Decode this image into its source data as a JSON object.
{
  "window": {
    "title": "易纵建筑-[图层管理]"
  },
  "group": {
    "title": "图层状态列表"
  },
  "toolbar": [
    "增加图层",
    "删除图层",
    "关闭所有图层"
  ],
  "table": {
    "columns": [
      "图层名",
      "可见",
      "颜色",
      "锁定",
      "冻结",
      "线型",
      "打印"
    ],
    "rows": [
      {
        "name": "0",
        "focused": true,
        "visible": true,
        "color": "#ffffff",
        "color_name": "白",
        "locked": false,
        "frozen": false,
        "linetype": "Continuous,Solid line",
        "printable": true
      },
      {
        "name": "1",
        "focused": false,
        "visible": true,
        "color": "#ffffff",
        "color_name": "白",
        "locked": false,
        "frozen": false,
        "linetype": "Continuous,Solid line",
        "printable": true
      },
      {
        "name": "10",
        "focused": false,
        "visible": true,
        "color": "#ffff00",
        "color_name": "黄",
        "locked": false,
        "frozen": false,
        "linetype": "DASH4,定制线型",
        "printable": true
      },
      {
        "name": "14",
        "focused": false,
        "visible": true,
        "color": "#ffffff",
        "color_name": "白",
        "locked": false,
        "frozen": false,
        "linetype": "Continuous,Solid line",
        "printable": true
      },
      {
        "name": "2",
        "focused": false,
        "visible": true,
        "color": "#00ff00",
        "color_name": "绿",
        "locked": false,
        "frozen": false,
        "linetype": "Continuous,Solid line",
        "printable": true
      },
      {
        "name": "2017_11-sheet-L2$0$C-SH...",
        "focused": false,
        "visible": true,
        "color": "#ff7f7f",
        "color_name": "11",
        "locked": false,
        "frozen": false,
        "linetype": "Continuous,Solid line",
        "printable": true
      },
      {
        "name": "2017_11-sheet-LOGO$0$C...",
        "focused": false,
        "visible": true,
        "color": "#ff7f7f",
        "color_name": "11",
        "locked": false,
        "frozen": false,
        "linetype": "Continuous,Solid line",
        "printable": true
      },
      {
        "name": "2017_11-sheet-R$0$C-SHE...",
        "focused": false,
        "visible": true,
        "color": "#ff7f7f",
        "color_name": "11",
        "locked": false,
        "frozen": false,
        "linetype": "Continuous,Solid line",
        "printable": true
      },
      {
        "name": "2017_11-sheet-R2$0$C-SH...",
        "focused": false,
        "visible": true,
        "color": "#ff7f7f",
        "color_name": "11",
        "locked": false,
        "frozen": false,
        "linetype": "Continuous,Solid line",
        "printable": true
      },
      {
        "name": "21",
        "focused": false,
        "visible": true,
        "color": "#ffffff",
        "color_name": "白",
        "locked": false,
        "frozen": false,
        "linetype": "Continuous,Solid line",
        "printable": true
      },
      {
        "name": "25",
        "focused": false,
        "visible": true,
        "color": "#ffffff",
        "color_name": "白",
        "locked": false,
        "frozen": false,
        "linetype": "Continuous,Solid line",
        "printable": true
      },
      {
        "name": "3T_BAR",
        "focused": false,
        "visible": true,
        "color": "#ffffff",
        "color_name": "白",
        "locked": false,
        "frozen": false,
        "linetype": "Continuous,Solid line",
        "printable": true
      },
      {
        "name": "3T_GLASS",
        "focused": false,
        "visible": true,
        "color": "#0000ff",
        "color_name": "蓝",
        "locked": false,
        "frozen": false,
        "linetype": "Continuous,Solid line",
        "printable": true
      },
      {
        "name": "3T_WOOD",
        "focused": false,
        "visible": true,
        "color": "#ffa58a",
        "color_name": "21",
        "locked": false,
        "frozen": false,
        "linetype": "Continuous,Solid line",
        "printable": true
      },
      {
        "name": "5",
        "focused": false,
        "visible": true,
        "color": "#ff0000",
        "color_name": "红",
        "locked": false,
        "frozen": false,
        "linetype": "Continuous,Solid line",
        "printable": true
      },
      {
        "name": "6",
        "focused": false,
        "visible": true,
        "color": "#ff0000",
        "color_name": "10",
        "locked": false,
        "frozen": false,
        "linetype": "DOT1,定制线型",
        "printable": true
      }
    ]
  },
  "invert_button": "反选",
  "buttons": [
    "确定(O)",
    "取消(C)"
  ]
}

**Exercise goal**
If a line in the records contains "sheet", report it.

**Response area**
        "name": "2017_11-sheet-L2$0$C-SH...",
        "name": "2017_11-sheet-LOGO$0$C...",
        "name": "2017_11-sheet-R$0$C-SHE...",
        "name": "2017_11-sheet-R2$0$C-SH...",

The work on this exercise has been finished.